AUSTIN – Texas added 74,200 total nonagricultural jobs in May 2022. For the seventh consecutive month, the state set new employment highs as total nonfarm jobs reached 13,357,100.
Texas has added a total of 762,400 positions since May 2021. The seasonally adjusted Texas unemployment rate was 4.2 percent, a decrease of 0.1 percentage points from April 2022.
“Texas continues to set records for employment growth with more than 250,000 jobs added from the beginning of this year through May,” said TWC Chairman Bryan Daniel. “Training and upskilling are crucial to maintain this level of employment growth, and TWC remains committed to offering innovative training programs.”
Leisure and Hospitality gained 27,600 jobs over the month. Professional and Business Services added 15,300 positions, followed by Trade, Transportation, and Utilities employment which grew by 11,700 jobs.
Three major industries surpassed their pre-COVID employment levels for the first time in May 2022 — Construction, Manufacturing, and Leisure and Hospitality.
This brought the total to eight industries that have recovered from the pandemic-related downturn, joining Trade, Transportation, and Utilities, Information, Financial Activities, Professional and Business Services, and Education and Health Services.
“Regardless of your background or skill level, TWC offers pathways to a successful career for all Texans,” said TWC Commissioner Representing Labor Julian Alvarez. “In the coming months, we look forward to highlighting opportunities available in the Texas labor market. Our upcoming GRACE Conference aims to showcase the value of hiring second chance individuals to bolster our Texas economy.”
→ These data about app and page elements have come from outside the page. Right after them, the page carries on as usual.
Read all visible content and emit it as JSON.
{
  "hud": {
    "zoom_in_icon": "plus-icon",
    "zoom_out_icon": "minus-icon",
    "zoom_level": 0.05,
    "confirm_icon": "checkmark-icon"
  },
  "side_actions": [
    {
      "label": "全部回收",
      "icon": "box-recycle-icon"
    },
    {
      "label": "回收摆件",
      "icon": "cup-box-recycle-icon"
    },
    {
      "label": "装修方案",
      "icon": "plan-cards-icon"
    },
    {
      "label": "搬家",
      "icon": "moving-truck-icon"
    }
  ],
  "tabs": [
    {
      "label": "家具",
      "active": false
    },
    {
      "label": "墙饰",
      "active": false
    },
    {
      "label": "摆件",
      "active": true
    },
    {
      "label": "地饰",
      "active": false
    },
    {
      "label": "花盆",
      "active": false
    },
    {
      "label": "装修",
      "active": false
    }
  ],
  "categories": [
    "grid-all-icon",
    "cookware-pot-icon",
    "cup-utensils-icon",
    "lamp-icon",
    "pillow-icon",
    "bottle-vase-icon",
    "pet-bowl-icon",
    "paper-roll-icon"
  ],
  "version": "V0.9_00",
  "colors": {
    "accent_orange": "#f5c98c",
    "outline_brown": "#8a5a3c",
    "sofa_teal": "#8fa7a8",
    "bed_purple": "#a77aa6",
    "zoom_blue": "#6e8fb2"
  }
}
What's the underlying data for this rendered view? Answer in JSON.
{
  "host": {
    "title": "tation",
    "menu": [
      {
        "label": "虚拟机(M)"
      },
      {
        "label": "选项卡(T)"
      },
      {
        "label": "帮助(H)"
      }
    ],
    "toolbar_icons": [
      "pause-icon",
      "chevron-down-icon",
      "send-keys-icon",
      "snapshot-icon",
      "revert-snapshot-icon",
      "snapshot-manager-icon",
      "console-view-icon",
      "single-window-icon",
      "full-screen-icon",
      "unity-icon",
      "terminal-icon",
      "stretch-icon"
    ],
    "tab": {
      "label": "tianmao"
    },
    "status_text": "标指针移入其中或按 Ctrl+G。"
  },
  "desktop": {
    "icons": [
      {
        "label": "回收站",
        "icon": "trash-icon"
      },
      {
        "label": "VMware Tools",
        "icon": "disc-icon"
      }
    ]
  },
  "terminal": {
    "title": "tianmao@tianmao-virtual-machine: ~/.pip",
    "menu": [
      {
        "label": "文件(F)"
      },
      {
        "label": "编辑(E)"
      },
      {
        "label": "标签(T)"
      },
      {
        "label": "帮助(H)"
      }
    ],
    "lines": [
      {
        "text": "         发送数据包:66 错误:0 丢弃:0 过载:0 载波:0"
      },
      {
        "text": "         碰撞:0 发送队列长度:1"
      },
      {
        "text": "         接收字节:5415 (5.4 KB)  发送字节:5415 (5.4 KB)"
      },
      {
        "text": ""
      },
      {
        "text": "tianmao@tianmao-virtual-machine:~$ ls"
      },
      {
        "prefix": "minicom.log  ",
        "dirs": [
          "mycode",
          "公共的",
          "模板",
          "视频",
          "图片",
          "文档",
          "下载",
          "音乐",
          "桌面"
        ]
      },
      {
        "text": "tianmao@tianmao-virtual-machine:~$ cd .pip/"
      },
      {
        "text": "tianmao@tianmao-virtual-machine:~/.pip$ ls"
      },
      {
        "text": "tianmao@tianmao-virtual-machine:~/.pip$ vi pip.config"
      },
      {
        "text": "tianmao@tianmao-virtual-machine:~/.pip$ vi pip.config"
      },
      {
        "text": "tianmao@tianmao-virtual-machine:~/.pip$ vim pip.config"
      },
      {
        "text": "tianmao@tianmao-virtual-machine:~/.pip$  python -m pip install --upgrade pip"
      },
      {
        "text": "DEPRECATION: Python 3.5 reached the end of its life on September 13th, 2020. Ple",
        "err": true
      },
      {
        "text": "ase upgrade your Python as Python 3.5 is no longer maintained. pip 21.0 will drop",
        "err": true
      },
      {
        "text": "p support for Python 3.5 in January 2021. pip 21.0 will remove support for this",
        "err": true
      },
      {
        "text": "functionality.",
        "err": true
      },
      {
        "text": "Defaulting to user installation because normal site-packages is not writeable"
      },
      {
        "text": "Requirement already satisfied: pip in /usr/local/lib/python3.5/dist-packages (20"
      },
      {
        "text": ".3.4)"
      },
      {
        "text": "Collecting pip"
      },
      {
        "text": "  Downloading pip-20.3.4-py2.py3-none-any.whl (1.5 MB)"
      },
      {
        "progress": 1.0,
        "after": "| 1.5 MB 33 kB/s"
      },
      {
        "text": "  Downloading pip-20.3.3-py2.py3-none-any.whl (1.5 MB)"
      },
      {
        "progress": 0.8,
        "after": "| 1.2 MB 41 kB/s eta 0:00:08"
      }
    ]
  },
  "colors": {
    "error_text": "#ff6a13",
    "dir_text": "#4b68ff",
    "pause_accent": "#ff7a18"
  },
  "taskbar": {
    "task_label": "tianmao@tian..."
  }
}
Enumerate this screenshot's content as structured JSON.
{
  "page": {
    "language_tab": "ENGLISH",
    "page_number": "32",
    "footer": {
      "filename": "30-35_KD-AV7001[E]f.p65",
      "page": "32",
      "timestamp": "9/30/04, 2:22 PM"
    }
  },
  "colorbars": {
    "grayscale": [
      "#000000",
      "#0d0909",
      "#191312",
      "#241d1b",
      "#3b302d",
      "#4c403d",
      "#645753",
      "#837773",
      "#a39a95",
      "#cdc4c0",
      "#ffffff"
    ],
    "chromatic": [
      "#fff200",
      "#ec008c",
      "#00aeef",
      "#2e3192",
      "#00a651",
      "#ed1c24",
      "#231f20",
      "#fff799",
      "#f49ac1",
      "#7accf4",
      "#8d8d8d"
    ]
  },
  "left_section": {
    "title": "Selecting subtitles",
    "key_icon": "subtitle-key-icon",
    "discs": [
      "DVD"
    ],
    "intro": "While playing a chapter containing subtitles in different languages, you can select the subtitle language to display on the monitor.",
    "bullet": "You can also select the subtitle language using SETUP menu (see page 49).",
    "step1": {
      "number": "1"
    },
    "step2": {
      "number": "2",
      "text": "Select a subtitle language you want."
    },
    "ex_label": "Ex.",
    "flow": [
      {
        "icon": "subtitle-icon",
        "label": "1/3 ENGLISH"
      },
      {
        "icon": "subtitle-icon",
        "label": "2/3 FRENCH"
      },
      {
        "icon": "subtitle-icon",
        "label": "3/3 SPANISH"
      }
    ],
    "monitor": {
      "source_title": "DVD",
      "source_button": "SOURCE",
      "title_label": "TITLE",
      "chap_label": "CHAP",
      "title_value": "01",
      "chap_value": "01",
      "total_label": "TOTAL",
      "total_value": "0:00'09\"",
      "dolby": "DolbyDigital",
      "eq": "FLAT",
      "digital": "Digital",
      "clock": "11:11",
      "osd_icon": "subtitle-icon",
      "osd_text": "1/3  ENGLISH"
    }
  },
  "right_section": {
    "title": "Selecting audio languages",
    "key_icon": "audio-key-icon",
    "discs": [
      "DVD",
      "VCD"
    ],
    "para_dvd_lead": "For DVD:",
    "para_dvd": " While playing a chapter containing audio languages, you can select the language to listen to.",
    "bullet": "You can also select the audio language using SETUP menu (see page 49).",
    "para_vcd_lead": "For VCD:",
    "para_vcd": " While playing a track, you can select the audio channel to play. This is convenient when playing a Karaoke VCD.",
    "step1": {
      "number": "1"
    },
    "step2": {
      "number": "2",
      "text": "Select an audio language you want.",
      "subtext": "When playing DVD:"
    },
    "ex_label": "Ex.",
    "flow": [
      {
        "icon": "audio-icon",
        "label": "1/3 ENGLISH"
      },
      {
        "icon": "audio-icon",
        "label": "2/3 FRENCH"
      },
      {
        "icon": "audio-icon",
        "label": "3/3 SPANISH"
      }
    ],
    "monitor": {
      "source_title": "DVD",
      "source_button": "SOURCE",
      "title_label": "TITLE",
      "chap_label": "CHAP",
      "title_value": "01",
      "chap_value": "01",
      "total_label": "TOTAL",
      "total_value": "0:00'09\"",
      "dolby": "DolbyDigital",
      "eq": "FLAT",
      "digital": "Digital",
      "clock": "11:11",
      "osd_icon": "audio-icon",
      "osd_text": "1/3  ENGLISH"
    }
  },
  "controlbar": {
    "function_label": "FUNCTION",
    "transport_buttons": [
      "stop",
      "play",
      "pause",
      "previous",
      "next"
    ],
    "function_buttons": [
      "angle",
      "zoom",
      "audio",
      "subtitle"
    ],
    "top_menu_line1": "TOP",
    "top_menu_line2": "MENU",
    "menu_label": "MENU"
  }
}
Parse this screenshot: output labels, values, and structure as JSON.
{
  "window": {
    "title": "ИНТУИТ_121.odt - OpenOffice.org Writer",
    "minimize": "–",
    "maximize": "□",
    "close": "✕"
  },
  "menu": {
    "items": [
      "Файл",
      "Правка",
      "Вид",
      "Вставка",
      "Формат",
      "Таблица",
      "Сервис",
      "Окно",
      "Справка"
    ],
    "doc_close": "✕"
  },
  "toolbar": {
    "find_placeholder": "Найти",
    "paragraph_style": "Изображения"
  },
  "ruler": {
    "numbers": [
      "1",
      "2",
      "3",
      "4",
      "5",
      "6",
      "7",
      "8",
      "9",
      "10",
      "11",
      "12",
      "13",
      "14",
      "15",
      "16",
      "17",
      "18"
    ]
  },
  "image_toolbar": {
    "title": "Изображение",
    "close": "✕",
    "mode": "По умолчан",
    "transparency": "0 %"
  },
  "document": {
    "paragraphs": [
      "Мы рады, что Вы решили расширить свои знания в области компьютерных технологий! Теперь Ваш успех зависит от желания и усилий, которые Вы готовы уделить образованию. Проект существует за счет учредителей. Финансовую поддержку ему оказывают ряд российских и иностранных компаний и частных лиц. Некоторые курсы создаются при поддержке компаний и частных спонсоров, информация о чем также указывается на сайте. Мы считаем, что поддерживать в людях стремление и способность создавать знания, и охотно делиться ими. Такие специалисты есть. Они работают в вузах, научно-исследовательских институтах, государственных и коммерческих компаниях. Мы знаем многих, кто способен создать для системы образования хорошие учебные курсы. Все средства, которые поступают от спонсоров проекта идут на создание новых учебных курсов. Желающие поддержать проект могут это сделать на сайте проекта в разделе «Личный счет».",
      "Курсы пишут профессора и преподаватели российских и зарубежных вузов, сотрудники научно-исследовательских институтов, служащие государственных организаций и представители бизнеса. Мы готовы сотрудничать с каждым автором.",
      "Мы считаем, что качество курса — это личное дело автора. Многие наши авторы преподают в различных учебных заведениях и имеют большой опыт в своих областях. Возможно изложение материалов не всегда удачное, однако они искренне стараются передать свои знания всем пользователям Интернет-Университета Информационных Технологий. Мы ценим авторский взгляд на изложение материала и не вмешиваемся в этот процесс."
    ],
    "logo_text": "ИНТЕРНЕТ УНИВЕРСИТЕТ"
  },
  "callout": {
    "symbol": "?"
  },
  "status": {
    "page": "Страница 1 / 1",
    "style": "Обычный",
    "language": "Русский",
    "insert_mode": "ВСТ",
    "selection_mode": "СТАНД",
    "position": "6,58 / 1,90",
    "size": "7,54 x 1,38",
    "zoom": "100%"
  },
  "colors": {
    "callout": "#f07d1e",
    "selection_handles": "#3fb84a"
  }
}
The Amarillo and Austin-Round Rock Metropolitan Statistical Areas (MSA) recorded May’s lowest unemployment rates among Texas MSAs with a not seasonally adjusted rate of 2.7 percent, followed by College Station-Bryan at 2.9 percent, then Lubbock at 3.0 percent.
“TWC is dedicated to fostering new programs throughout the state to help Texas employers train their current and future workforce for their specific and unique business needs,” said TWC Representing Employers Aaron Demerson. “TWC is here for all Texas employers, large and small. Through the power of new initiatives like Texas Interns Unite!, we look forward to creating career opportunities for our future workforce and keeping Texas the best place to do business.”
Employment estimates released by TWC are produced in cooperation with the U.S. Department of Labor’s Bureau of Labor Statistics. All estimates are subject to revision. To access this and more employment data, visit TexasLMI.com.
|Fort Worth-Arlington MD||1,359.6||1,313.7||46.0||3.4%|
|Houston-The Woodlands-Sugar Land||3,488.1||3,339.1||148.9||4.3%|
|San Antonio-New Braunfels||1,225.8||1,182.9||42.9||3.5%|
|INDUSTRY TITLE||May 2022*||April 2022||May 2021||April ’22 to May ’22|
|Absolute Change||Percent Change|
|Mining and Logging||208,200||208,800||178,600||-600||-0.3%
|Trade, Transportation, and Utilities||2,687,600||2,675,900||2,550,700||11,700||0.4%
|Professional and Business Services||2,006,100||1,990,800||1,877,800||15,300||0.8%
|Education and Health Services||1,778,900||1,782,100||1,721,300||-3,200||-0.2%
|Leisure and Hospitality||1,439,800||1,412,200||1,275,700||27,600||2.0%